In the lyrics for the song "What does the fox say" the following sentence appears.

"What the fox say"[sic]

It uses the word "say" and not "says", and there is no "does". Does the sentence make sense and is there any meaning to it?

2
  • 3
    Were you really confused about this? Or did you get the gist of the lyrics? If you knew what was meant, despite the grammatical oddity, then, YES, the sentence makes sense. As for why they decided to say it the way they did, that could be due to rhythm, humor, poetic effect, deliberate elision, or some other motivation, such as wanting to sound more like an animal than a grammarian.
    – J.R.
    Commented Dec 18, 2013 at 21:05
  • 1
    I was curious. I wondered if it was a clever play on words that escaped me or if it was simply a bad sentence.
    – forsvunnet
    Commented Dec 18, 2013 at 21:31

2 Answers 2

6

The song uses this phrasing for the purposes of rhythm and meter. Dropping articles before words is commonplace in lyrics, poems and other creative writing.

So, to strictly answer you question: Yes it has meaning.
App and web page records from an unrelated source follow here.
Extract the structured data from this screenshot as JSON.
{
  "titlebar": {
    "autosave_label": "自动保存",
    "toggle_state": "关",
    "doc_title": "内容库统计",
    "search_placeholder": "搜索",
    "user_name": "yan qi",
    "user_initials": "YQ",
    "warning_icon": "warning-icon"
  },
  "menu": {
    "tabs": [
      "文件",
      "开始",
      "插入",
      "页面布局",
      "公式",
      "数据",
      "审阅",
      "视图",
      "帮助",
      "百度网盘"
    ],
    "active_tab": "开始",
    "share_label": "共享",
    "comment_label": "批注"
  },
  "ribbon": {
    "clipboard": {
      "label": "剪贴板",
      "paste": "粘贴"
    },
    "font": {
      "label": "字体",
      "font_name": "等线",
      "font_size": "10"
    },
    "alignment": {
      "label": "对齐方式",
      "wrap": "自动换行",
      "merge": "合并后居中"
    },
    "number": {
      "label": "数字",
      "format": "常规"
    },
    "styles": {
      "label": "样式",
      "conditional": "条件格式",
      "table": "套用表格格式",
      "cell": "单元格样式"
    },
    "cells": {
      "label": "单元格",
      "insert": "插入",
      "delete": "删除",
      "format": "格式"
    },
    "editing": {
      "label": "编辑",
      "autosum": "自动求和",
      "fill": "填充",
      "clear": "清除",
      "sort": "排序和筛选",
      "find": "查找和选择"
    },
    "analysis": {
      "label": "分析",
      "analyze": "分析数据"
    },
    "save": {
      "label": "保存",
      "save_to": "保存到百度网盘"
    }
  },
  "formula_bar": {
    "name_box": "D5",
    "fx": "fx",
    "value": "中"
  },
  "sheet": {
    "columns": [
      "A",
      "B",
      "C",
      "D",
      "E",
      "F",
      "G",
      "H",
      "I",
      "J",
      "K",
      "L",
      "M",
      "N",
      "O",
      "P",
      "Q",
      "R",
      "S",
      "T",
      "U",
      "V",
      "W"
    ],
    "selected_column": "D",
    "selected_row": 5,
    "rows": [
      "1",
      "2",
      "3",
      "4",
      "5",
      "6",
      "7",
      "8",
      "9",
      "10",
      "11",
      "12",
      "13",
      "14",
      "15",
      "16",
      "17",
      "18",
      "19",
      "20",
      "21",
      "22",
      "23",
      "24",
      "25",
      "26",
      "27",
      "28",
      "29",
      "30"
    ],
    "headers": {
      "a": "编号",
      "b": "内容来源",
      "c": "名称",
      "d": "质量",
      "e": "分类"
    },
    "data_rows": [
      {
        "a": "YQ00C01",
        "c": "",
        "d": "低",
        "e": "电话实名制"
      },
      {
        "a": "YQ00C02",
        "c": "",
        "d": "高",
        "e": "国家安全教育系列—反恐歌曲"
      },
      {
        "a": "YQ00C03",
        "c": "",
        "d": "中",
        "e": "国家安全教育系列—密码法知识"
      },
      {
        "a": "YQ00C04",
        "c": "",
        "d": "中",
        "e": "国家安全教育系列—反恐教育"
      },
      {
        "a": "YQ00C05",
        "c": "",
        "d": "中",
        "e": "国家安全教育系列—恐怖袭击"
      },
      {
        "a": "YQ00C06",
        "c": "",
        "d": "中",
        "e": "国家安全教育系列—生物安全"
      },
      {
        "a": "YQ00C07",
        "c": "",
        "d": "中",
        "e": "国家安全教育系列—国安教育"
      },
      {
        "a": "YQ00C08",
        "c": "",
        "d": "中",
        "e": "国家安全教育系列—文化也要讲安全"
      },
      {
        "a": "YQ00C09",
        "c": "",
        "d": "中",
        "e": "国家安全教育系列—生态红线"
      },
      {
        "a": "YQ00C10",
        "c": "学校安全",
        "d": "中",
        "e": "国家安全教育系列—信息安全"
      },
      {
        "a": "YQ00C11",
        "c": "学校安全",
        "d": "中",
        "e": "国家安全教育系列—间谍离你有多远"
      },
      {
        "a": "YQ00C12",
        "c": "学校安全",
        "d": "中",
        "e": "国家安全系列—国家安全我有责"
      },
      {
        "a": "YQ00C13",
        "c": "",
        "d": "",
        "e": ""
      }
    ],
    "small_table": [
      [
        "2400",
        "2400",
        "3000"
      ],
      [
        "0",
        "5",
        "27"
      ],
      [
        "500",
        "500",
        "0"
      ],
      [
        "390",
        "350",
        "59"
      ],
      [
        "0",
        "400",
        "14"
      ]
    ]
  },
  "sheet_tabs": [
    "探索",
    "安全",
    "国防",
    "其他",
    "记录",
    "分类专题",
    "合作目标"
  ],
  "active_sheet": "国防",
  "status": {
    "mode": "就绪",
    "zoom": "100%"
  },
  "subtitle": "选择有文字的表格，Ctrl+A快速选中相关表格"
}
It means the same thing as, "What does the fox say?" But no, it isn't grammatically correct in the sense that you would never use it in a formal context.

7
  • Would it make sense if it had been "says" instead of "say"? eg: "What the fox says:"
    – forsvunnet
    Commented Dec 18, 2013 at 19:41
  • 2
    I can think of American dialects where it is considered normal to phrase it this way. I will note that in the music video for this song, "What does the fox say" appears first, and then the rest is "what the fox say." The singer has an accent and in this context it sounds as much like a mistake (as opposed to an affectation) as it looks on paper.
    – horatio
    Commented Dec 18, 2013 at 20:44
  • @horatio: Interesting; I cannot think of an American dialect where this would be correct. Do you have more specifics?
    – MrHen
    Commented Dec 18, 2013 at 20:46
  • 1
    "Correct" is arguable. I said it was normal or unremarkable if you prefer.
    – horatio
    Commented Dec 18, 2013 at 22:02
  • 1
    This sort of thing is common in AAVE and Southern Dialects (sociolects?)
    – horatio
    Commented Dec 18, 2013 at 22:09
9

Update: as @anotherdave commented:

They might be playing on the fact that "What the fox" sounds slightly like WTF

I think that this is very likely.


My speculation is that this is a result of bad translation. In norwegian you would say "Hva sier reven?" which makes "What does the fox say". Flipping the words around making it a statement "Hva reven sier:" (followed by the sounds) translates to "What the fox says:". To me it seems they've used a relatively common norwegian sentence structure and mistranslated it.

3
  • Do you know if the Norwegian lyrics support this? It seems like a really good explanation.
    – MrHen
    Commented Dec 18, 2013 at 20:47
  • 1
    There are no Norwegian lyrics that I know of, but the artists/song writers are norwegian and it is a common practice to construct text in norwegian first and then translate it. It's just speculation of course.
    – forsvunnet
    Commented Dec 18, 2013 at 21:20
  • 4
    As someone else mentions though, the first time they use it they do so correctly. They might be playing on the fact that "What the fox" sounds slightly like WTF. Commented Dec 18, 2013 at 22:24

Your Answer

By clicking “Post Your Answer”, you agree to our terms of service and acknowledge you have read our privacy policy.

Not the answer you're looking for? Browse other questions tagged or ask your own question.